Reimbursements are subject to the same rules as flexible spending arrangements (FSAs). The period of coverage must be 12 months unless there is a short plan year. DCAPs that are underspent lead to forfeited money, unused contributions cannot carry over from year to year. DCAPs are not subject to COBRA and the participant has no right to coverage after their plan participation terminates. Employers can provide for a spend-down provision in their plan documents to allow former employees to receive reimbursement through the end of the plan year in which they terminated employment and coverage. If the plan document does not provide for this spend down, the funds are forfeited.
Under the cafeteria plan regulations, elections are irrevocable unless a permitted event occurs.

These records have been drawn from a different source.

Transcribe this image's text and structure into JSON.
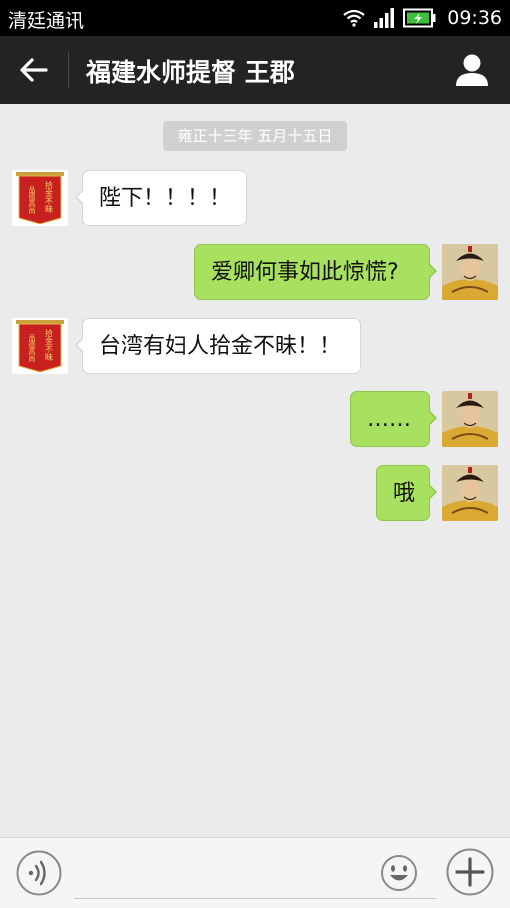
{
  "status_bar": {
    "carrier": "清廷通讯",
    "time": "09:36",
    "icons": [
      "wifi-icon",
      "signal-icon",
      "battery-charging-icon"
    ]
  },
  "nav": {
    "title": "福建水师提督 王郡",
    "icons": [
      "back-arrow-icon",
      "profile-icon"
    ]
  },
  "chat": {
    "timestamp": "雍正十三年 五月十五日",
    "messages": [
      {
        "side": "left",
        "text": "陛下！！！！"
      },
      {
        "side": "right",
        "text": "爱卿何事如此惊慌?"
      },
      {
        "side": "left",
        "text": "台湾有妇人拾金不昧！！"
      },
      {
        "side": "right",
        "text": "……"
      },
      {
        "side": "right",
        "text": "哦"
      }
    ],
    "avatar_left_banner": {
      "right_column": "拾金不昧",
      "left_column": "品德高尚"
    }
  },
  "input_bar": {
    "placeholder": "",
    "icons": [
      "voice-icon",
      "emoji-icon",
      "plus-icon"
    ]
  },
  "colors": {
    "status_bg": "#000000",
    "nav_bg": "#232323",
    "chat_bg": "#ebebeb",
    "bubble_right": "#a8e15f",
    "bubble_left": "#ffffff"
  }
}
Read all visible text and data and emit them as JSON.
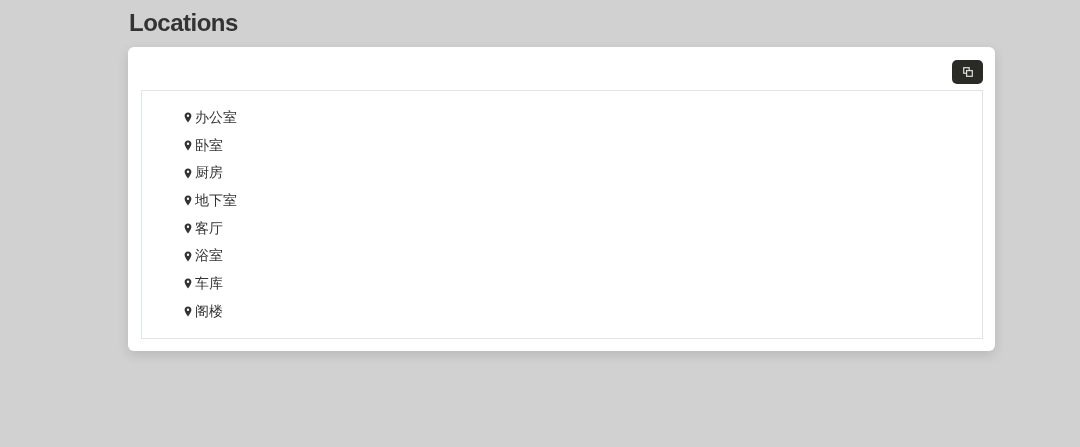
{
  "title": "Locations",
  "locations": [
    {
      "name": "办公室"
    },
    {
      "name": "卧室"
    },
    {
      "name": "厨房"
    },
    {
      "name": "地下室"
    },
    {
      "name": "客厅"
    },
    {
      "name": "浴室"
    },
    {
      "name": "车库"
    },
    {
      "name": "阁楼"
    }
  ]
}
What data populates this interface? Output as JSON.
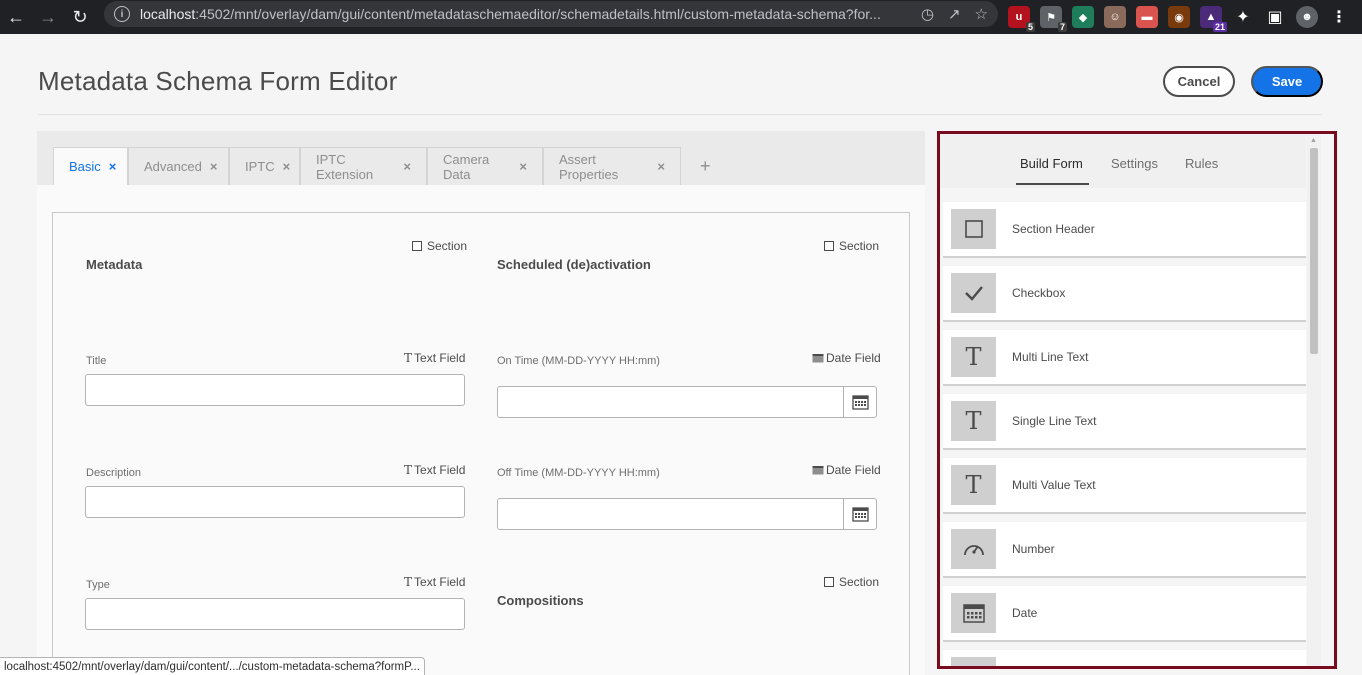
{
  "browser": {
    "url_host": "localhost",
    "url_path": ":4502/mnt/overlay/dam/gui/content/metadataschemaeditor/schemadetails.html/custom-metadata-schema?for...",
    "ext_badges": [
      "5",
      "7",
      "21"
    ],
    "status_url": "localhost:4502/mnt/overlay/dam/gui/content/.../custom-metadata-schema?formP..."
  },
  "header": {
    "title": "Metadata Schema Form Editor",
    "cancel_label": "Cancel",
    "save_label": "Save"
  },
  "tabs": [
    {
      "label": "Basic",
      "active": true
    },
    {
      "label": "Advanced"
    },
    {
      "label": "IPTC"
    },
    {
      "label": "IPTC Extension"
    },
    {
      "label": "Camera Data"
    },
    {
      "label": "Assert Properties"
    }
  ],
  "tab_add": "+",
  "form": {
    "left": {
      "section_tag": "Section",
      "section_title": "Metadata",
      "fields": [
        {
          "label": "Title",
          "type": "Text Field"
        },
        {
          "label": "Description",
          "type": "Text Field"
        },
        {
          "label": "Type",
          "type": "Text Field"
        }
      ]
    },
    "right": {
      "section_tag": "Section",
      "section_title": "Scheduled (de)activation",
      "fields": [
        {
          "label": "On Time (MM-DD-YYYY HH:mm)",
          "type": "Date Field"
        },
        {
          "label": "Off Time (MM-DD-YYYY HH:mm)",
          "type": "Date Field"
        }
      ],
      "section2_tag": "Section",
      "section2_title": "Compositions"
    }
  },
  "right_panel": {
    "tabs": [
      "Build Form",
      "Settings",
      "Rules"
    ],
    "active_tab": "Build Form",
    "components": [
      {
        "label": "Section Header",
        "icon": "square-icon"
      },
      {
        "label": "Checkbox",
        "icon": "checkmark-icon"
      },
      {
        "label": "Multi Line Text",
        "icon": "text-icon"
      },
      {
        "label": "Single Line Text",
        "icon": "text-icon"
      },
      {
        "label": "Multi Value Text",
        "icon": "text-icon"
      },
      {
        "label": "Number",
        "icon": "gauge-icon"
      },
      {
        "label": "Date",
        "icon": "calendar-icon"
      }
    ]
  },
  "colors": {
    "accent": "#1473e6",
    "highlight_border": "#7a0a1e"
  }
}
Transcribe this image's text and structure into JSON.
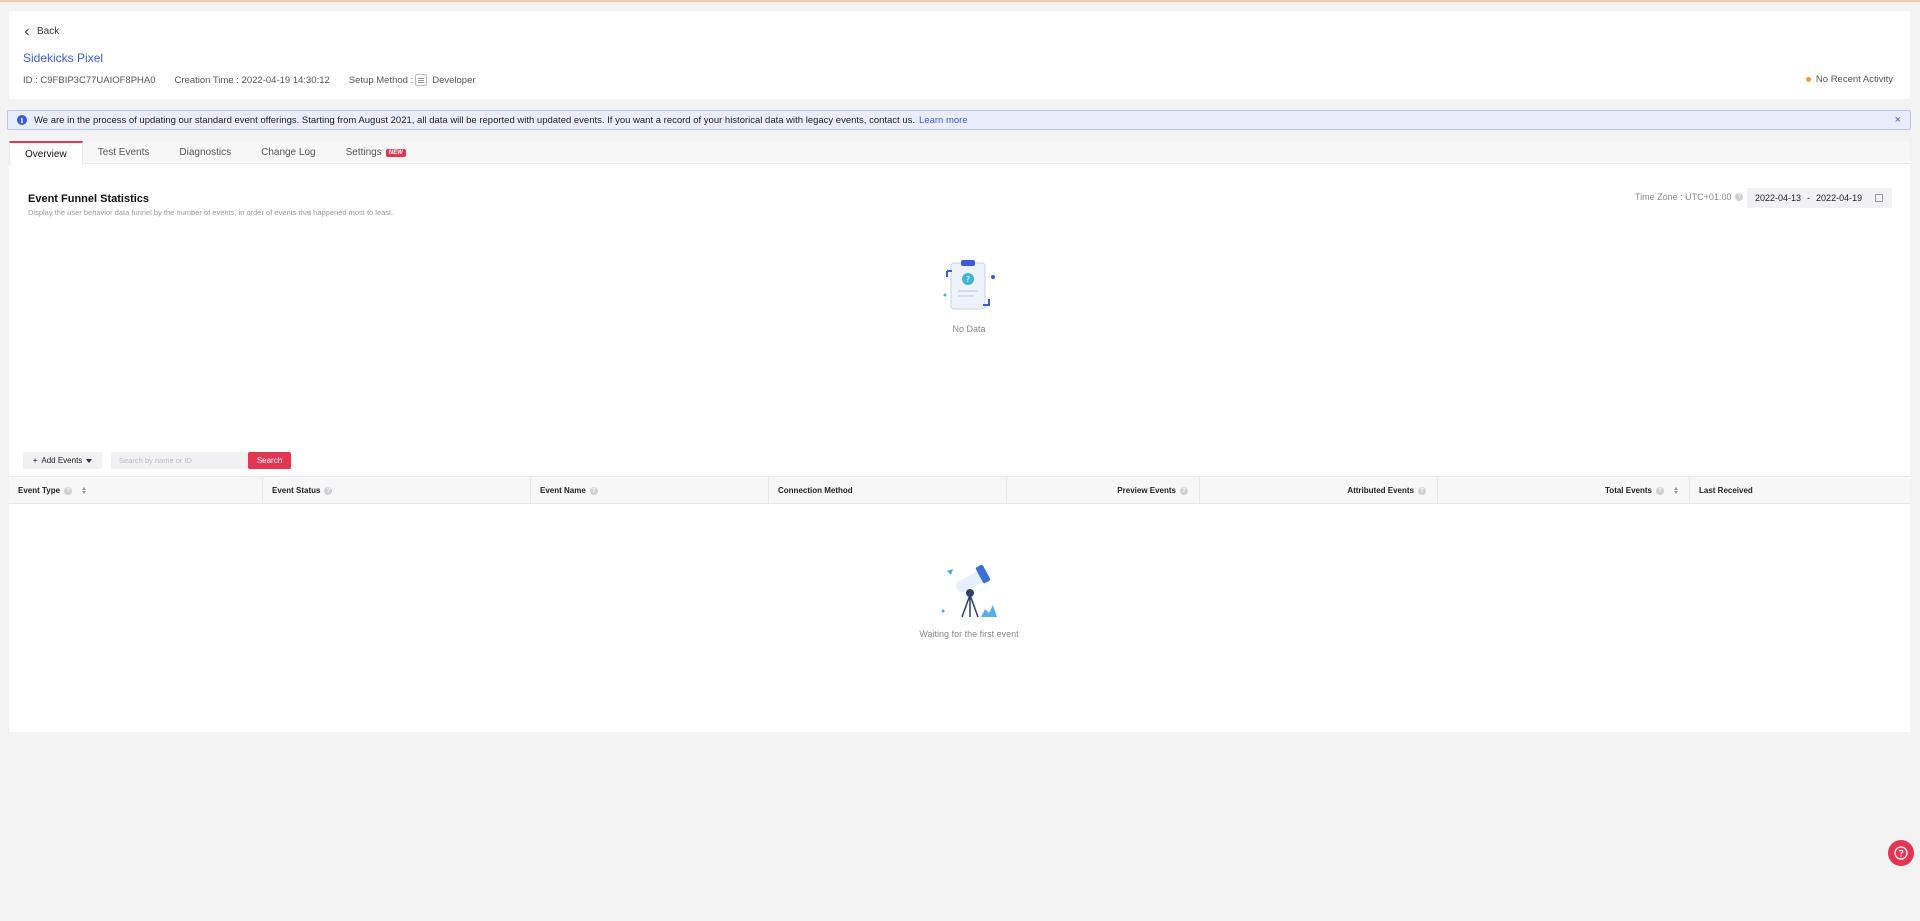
{
  "header": {
    "back_label": "Back",
    "pixel_name": "Sidekicks Pixel",
    "id_text": "ID : C9FBIP3C77UAIOF8PHA0",
    "creation_text": "Creation Time : 2022-04-19 14:30:12",
    "setup_label": "Setup Method :",
    "setup_value": "Developer",
    "activity_status": "No Recent Activity"
  },
  "notice": {
    "text": "We are in the process of updating our standard event offerings. Starting from August 2021, all data will be reported with updated events. If you want a record of your historical data with legacy events, contact us.",
    "link_label": "Learn more",
    "close_symbol": "×"
  },
  "tabs": [
    {
      "label": "Overview",
      "active": true
    },
    {
      "label": "Test Events"
    },
    {
      "label": "Diagnostics"
    },
    {
      "label": "Change Log"
    },
    {
      "label": "Settings",
      "badge": "NEW"
    }
  ],
  "funnel": {
    "title": "Event Funnel Statistics",
    "description": "Display the user behavior data funnel by the number of events, in order of events that happened most to least.",
    "timezone": "Time Zone : UTC+01:00",
    "date_start": "2022-04-13",
    "date_sep": "-",
    "date_end": "2022-04-19",
    "no_data": "No Data"
  },
  "toolbar": {
    "add_events_label": "Add Events",
    "search_placeholder": "Search by name or ID",
    "search_label": "Search"
  },
  "table": {
    "columns": [
      "Event Type",
      "Event Status",
      "Event Name",
      "Connection Method",
      "Preview Events",
      "Attributed Events",
      "Total Events",
      "Last Received"
    ],
    "empty_text": "Waiting for the first event"
  },
  "colors": {
    "accent": "#e63553",
    "link": "#3b5bdb",
    "activity_dot": "#f59a33"
  }
}
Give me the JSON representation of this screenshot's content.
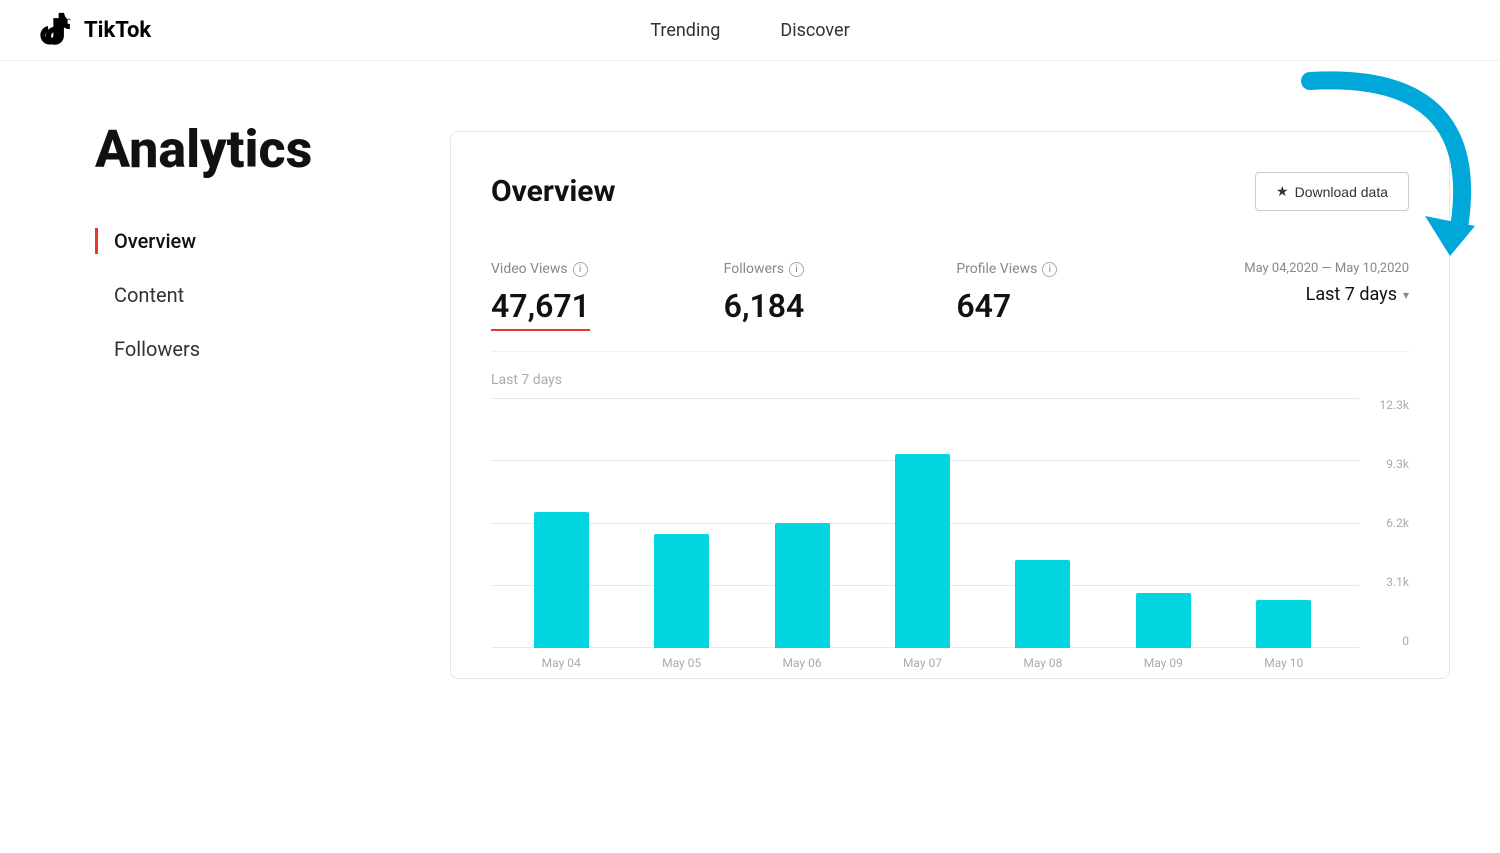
{
  "header": {
    "logo_text": "TikTok",
    "nav": {
      "trending": "Trending",
      "discover": "Discover"
    }
  },
  "sidebar": {
    "page_title": "Analytics",
    "nav_items": [
      {
        "id": "overview",
        "label": "Overview",
        "active": true
      },
      {
        "id": "content",
        "label": "Content",
        "active": false
      },
      {
        "id": "followers",
        "label": "Followers",
        "active": false
      }
    ]
  },
  "overview": {
    "title": "Overview",
    "download_btn": "Download data",
    "stats": {
      "video_views": {
        "label": "Video Views",
        "value": "47,671"
      },
      "followers": {
        "label": "Followers",
        "value": "6,184"
      },
      "profile_views": {
        "label": "Profile Views",
        "value": "647"
      }
    },
    "date_range": {
      "text": "May 04,2020 — May 10,2020",
      "period_select": "Last 7 days"
    },
    "chart": {
      "period_label": "Last 7 days",
      "y_labels": [
        "12.3k",
        "9.3k",
        "6.2k",
        "3.1k",
        "0"
      ],
      "bars": [
        {
          "date": "May 04",
          "height_pct": 62
        },
        {
          "date": "May 05",
          "height_pct": 52
        },
        {
          "date": "May 06",
          "height_pct": 57
        },
        {
          "date": "May 07",
          "height_pct": 88
        },
        {
          "date": "May 08",
          "height_pct": 40
        },
        {
          "date": "May 09",
          "height_pct": 25
        },
        {
          "date": "May 10",
          "height_pct": 22
        }
      ]
    }
  },
  "colors": {
    "accent_red": "#e8392b",
    "tiktok_cyan": "#00d5e0",
    "arrow_cyan": "#00a8d9"
  }
}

For DCAPs this is:
- A change in status
- A change in cost and coverage
- FMLA (employees taking FMLA leave can revoke elections of nonhealth benefits and reinstate their benefits upon return from leave)
It is likely that many of the reasons an employee no longer needs childcare as the result of the COVID-19 pandemic would allow them to change their DCAP contributions, potentially reducing them to zero dollars, particularly if their child has been pulled from care (change in cost and coverage), or they are taking FMLA leave (including newly created FMLA leave under the new Families First Coronavirus Response Act).
Therefore, employers should be lenient and allow employees to change their DCAP contributions within the above scenarios. Employers with employees who are laid off (not expected to return to work) should consult with counsel to see if their plan documents allow for a spend down, or if that change can be made mid-plan year.
About the Author:
Danielle is the Director of Compliance for Alera’s Employee Benefits division. She previously served as the Senior Vice President of Compliance and Operations and Chief Compliance Officer at United Benefit Advisors (UBA). Additionally, she served as an Adjunct Professor at DePaul University. She worked as a Senior Writer Analyst at Wolters Kluwer and as a Law Clerk at Clifford Law Offices. Danielle graduated with a B.A. in Sociology, History, and Business at Tulane University. She earned her JD in Health Law from DePaul University College of Law.
The information provided in this alert is not, is not intended to be, and shall not be construed to be, either the provision of legal advice or an offer to provide legal services, nor does it necessarily reflect the opinions of the agency, our lawyers or our clients. This is not legal advice. No client-lawyer relationship between you and our lawyers is or may be created by your use of this information. Rather, the content is intended as a general overview of the subject matter covered. Those reading this alert are encouraged to seek direct counsel on legal questions.